Find every line below with the word "WORKS" in it, and copy each one.

***** Records to use

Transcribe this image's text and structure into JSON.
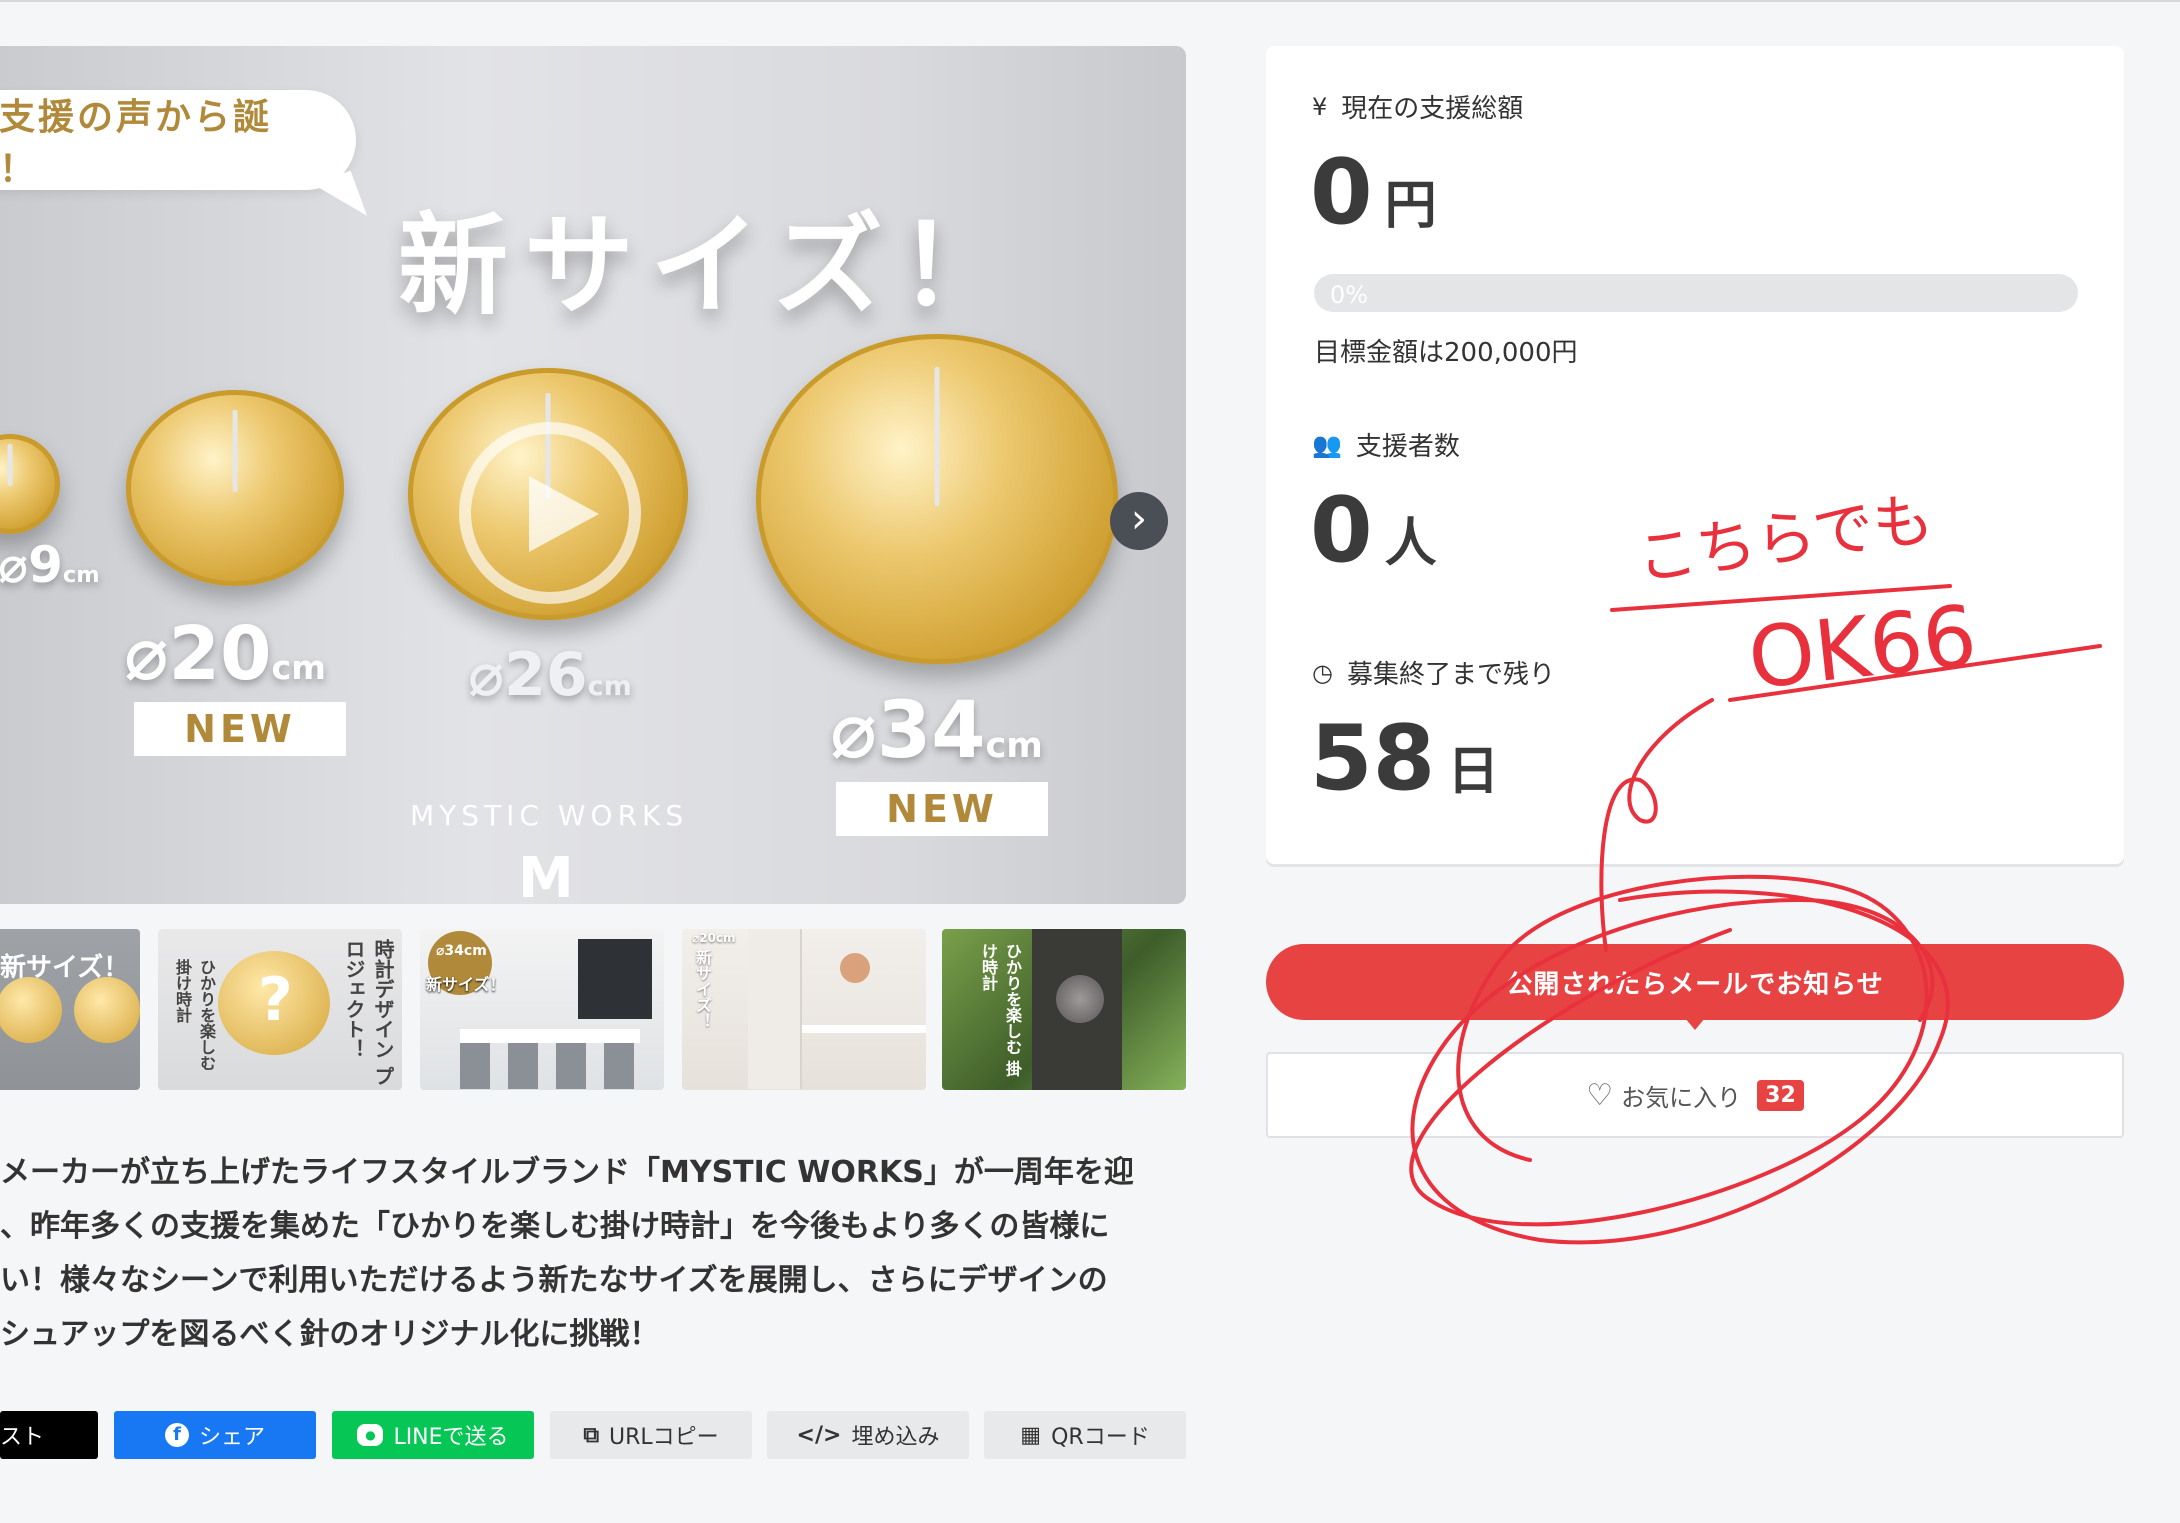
{
  "hero": {
    "bubble_text": "ご支援の声から誕生！",
    "headline": "新サイズ！",
    "sizes": [
      {
        "diameter": "⌀9",
        "unit": "cm"
      },
      {
        "diameter": "⌀20",
        "unit": "cm",
        "badge": "NEW"
      },
      {
        "diameter": "⌀26",
        "unit": "cm"
      },
      {
        "diameter": "⌀34",
        "unit": "cm",
        "badge": "NEW"
      }
    ],
    "brand": "MYSTIC WORKS",
    "brandmark": "M",
    "next_icon": "›"
  },
  "thumbnails": [
    {
      "caption": "新サイズ！"
    },
    {
      "caption": "時計デザイン プロジェクト！",
      "sub": "ひかりを楽しむ 掛け時計"
    },
    {
      "caption": "新サイズ！",
      "badge": "⌀34cm"
    },
    {
      "caption": "新サイズ！",
      "badge": "⌀20cm"
    },
    {
      "caption": "ひかりを楽しむ 掛け時計"
    }
  ],
  "description": [
    "メーカーが立ち上げたライフスタイルブランド「MYSTIC WORKS」が一周年を迎",
    "、昨年多くの支援を集めた「ひかりを楽しむ掛け時計」を今後もより多くの皆様に",
    "い！様々なシーンで利用いただけるよう新たなサイズを展開し、さらにデザインの",
    "シュアップを図るべく針のオリジナル化に挑戦！"
  ],
  "share": {
    "post": "スト",
    "facebook": "シェア",
    "line": "LINEで送る",
    "url": "URLコピー",
    "embed": "埋め込み",
    "qr": "QRコード"
  },
  "stats": {
    "total_label": "現在の支援総額",
    "total_value": "0",
    "total_unit": "円",
    "progress_text": "0%",
    "progress": 0,
    "goal_text": "目標金額は200,000円",
    "backers_label": "支援者数",
    "backers_value": "0",
    "backers_unit": "人",
    "remaining_label": "募集終了まで残り",
    "remaining_value": "58",
    "remaining_unit": "日"
  },
  "actions": {
    "notify_label": "公開されたらメールでお知らせ",
    "favorite_label": "お気に入り",
    "favorite_count": "32"
  },
  "annotation": {
    "line1": "こちらでも",
    "line2": "OK66"
  },
  "colors": {
    "accent_red": "#e84343",
    "facebook_blue": "#1877f2",
    "line_green": "#06c755",
    "annotation_red": "#e8313c"
  }
}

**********

◆ Answer for this exercise:
    "brand": "MYSTIC WORKS",
    "メーカーが立ち上げたライフスタイルブランド「MYSTIC WORKS」が一周年を迎",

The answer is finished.